In Aristophanes’ Peace (421 BCE), Trygaeus retrieves Peace (represented onstage by a statue) and two attendants from a cave on Olympus and brings them back to earth. Peace’s attendants, Theôria and Opôra, are two of the many mute female characters that populate Aristophanes’ plays (likely played by men in padded suits), and Peace’s companions represent travel to international festivals and harvest, respectively, activities decidedly associated with peace in classical Athenian thought. Theôria is figured as a pornê (prostitute). In Lysistrata, another peace-themed play produced ten years after Peace (411 BCE), although Theôria does not appear as a character, nevertheless, the theme of theôria persists, I suggest, in significantly altered form. This paper argues that, in Lysistrata, Aristophanes reworks the theme of theôria that had earlier appeared in Peace, this time firmly associating procreation with theoric travel, as a means of putting a stop to the Peloponnesian War, as Lysistrata’s allies become theoric mothers.
Lauri Reitzammer is an Associate Professor of Classics at the University of Colorado Boulder.

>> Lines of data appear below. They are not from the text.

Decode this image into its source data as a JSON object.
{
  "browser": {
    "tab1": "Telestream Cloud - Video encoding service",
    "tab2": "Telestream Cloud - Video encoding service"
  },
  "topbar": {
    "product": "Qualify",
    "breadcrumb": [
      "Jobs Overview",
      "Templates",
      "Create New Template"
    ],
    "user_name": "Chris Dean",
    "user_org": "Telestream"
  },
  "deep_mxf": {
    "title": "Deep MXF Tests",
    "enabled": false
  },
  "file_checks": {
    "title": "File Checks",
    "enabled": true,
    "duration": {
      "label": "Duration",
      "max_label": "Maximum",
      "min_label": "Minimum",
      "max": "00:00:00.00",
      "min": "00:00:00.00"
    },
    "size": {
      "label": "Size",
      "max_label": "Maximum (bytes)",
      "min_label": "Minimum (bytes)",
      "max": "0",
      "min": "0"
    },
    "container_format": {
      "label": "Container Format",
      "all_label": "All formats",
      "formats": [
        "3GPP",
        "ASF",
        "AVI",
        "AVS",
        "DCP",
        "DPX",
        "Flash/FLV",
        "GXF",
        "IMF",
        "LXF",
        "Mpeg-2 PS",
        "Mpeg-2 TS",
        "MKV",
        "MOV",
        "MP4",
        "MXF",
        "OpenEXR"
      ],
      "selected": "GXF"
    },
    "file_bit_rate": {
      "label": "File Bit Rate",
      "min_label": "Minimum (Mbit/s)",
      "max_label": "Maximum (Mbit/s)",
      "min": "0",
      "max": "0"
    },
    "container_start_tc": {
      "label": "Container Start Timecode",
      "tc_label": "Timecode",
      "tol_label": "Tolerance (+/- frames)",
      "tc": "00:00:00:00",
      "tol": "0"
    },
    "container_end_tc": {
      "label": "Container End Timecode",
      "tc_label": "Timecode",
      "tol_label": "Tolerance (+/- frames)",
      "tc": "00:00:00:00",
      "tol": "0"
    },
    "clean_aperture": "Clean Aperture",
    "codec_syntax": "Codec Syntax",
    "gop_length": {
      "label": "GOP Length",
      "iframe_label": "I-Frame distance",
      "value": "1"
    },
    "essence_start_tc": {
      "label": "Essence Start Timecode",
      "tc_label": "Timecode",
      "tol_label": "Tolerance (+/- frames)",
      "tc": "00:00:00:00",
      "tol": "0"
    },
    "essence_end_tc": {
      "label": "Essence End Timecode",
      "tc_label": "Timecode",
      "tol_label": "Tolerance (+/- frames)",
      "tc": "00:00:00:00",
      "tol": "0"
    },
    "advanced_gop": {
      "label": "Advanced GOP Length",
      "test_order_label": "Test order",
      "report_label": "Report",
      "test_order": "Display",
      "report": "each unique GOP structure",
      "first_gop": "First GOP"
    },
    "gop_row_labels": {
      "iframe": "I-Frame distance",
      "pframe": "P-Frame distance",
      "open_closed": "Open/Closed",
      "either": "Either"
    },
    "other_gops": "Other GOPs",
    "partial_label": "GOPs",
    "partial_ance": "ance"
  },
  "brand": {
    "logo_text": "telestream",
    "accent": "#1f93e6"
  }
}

Her first book was on the Athenian Adonis festival (The Athenian Adonia in Context: The Adonis Festival as Cultural Practice). She has written essays on, e.g., Aristophanes’ Lysistrata, Euri